» **Task to carry out**
Every entry in the data below needs to be repeated exactly.
::: Task inputs
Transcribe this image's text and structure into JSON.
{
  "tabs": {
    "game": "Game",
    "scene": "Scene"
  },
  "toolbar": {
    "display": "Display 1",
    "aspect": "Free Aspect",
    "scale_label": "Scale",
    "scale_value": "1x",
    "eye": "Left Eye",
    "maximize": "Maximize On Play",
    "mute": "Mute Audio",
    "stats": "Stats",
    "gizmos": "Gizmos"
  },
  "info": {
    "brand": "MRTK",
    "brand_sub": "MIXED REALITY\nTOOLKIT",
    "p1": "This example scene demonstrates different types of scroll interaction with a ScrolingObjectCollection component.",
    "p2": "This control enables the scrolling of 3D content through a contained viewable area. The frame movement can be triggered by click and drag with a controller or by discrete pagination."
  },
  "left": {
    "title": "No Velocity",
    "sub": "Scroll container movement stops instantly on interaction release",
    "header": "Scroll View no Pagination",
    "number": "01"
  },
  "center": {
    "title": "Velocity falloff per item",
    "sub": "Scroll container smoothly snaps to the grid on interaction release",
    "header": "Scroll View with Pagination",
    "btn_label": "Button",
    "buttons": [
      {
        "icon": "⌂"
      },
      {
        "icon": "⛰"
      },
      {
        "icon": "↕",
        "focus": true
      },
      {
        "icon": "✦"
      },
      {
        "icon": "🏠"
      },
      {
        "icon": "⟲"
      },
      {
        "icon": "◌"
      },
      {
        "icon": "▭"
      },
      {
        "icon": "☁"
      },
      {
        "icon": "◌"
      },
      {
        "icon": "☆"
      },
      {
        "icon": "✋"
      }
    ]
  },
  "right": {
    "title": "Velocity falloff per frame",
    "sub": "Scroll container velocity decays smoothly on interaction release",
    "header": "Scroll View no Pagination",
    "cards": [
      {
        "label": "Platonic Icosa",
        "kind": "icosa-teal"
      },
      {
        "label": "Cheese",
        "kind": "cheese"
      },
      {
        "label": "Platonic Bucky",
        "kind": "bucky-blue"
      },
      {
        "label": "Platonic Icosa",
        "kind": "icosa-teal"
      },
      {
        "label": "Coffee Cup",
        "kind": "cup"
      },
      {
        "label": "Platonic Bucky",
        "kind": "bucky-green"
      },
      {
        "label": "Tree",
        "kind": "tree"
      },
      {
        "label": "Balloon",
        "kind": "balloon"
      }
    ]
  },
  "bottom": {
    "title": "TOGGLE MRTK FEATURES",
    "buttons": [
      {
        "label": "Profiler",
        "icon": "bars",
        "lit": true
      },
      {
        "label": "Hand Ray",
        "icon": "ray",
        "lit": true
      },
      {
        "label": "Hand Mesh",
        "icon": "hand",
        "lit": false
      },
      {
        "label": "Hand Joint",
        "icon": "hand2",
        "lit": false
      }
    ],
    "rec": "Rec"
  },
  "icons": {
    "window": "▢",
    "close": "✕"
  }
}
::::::
» **Output for this exercise**
Transcribe this image's text and structure into JSON.
{
  "tabs": {
    "game": "Game",
    "scene": "Scene"
  },
  "toolbar": {
    "display": "Display 1",
    "aspect": "Free Aspect",
    "scale_label": "Scale",
    "scale_value": "1x",
    "eye": "Left Eye",
    "maximize": "Maximize On Play",
    "mute": "Mute Audio",
    "stats": "Stats",
    "gizmos": "Gizmos"
  },
  "info": {
    "brand": "MRTK",
    "brand_sub": "MIXED REALITY\nTOOLKIT",
    "p1": "This example scene demonstrates different types of scroll interaction with a ScrolingObjectCollection component.",
    "p2": "This control enables the scrolling of 3D content through a contained viewable area. The frame movement can be triggered by click and drag with a controller or by discrete pagination."
  },
  "left": {
    "title": "No Velocity",
    "sub": "Scroll container movement stops instantly on interaction release",
    "header": "Scroll View no Pagination",
    "number": "01"
  },
  "center": {
    "title": "Velocity falloff per item",
    "sub": "Scroll container smoothly snaps to the grid on interaction release",
    "header": "Scroll View with Pagination",
    "btn_label": "Button",
    "buttons": [
      {
        "icon": "⌂"
      },
      {
        "icon": "⛰"
      },
      {
        "icon": "↕",
        "focus": true
      },
      {
        "icon": "✦"
      },
      {
        "icon": "🏠"
      },
      {
        "icon": "⟲"
      },
      {
        "icon": "◌"
      },
      {
        "icon": "▭"
      },
      {
        "icon": "☁"
      },
      {
        "icon": "◌"
      },
      {
        "icon": "☆"
      },
      {
        "icon": "✋"
      }
    ]
  },
  "right": {
    "title": "Velocity falloff per frame",
    "sub": "Scroll container velocity decays smoothly on interaction release",
    "header": "Scroll View no Pagination",
    "cards": [
      {
        "label": "Platonic Icosa",
        "kind": "icosa-teal"
      },
      {
        "label": "Cheese",
        "kind": "cheese"
      },
      {
        "label": "Platonic Bucky",
        "kind": "bucky-blue"
      },
      {
        "label": "Platonic Icosa",
        "kind": "icosa-teal"
      },
      {
        "label": "Coffee Cup",
        "kind": "cup"
      },
      {
        "label": "Platonic Bucky",
        "kind": "bucky-green"
      },
      {
        "label": "Tree",
        "kind": "tree"
      },
      {
        "label": "Balloon",
        "kind": "balloon"
      }
    ]
  },
  "bottom": {
    "title": "TOGGLE MRTK FEATURES",
    "buttons": [
      {
        "label": "Profiler",
        "icon": "bars",
        "lit": true
      },
      {
        "label": "Hand Ray",
        "icon": "ray",
        "lit": true
      },
      {
        "label": "Hand Mesh",
        "icon": "hand",
        "lit": false
      },
      {
        "label": "Hand Joint",
        "icon": "hand2",
        "lit": false
      }
    ],
    "rec": "Rec"
  },
  "icons": {
    "window": "▢",
    "close": "✕"
  }
}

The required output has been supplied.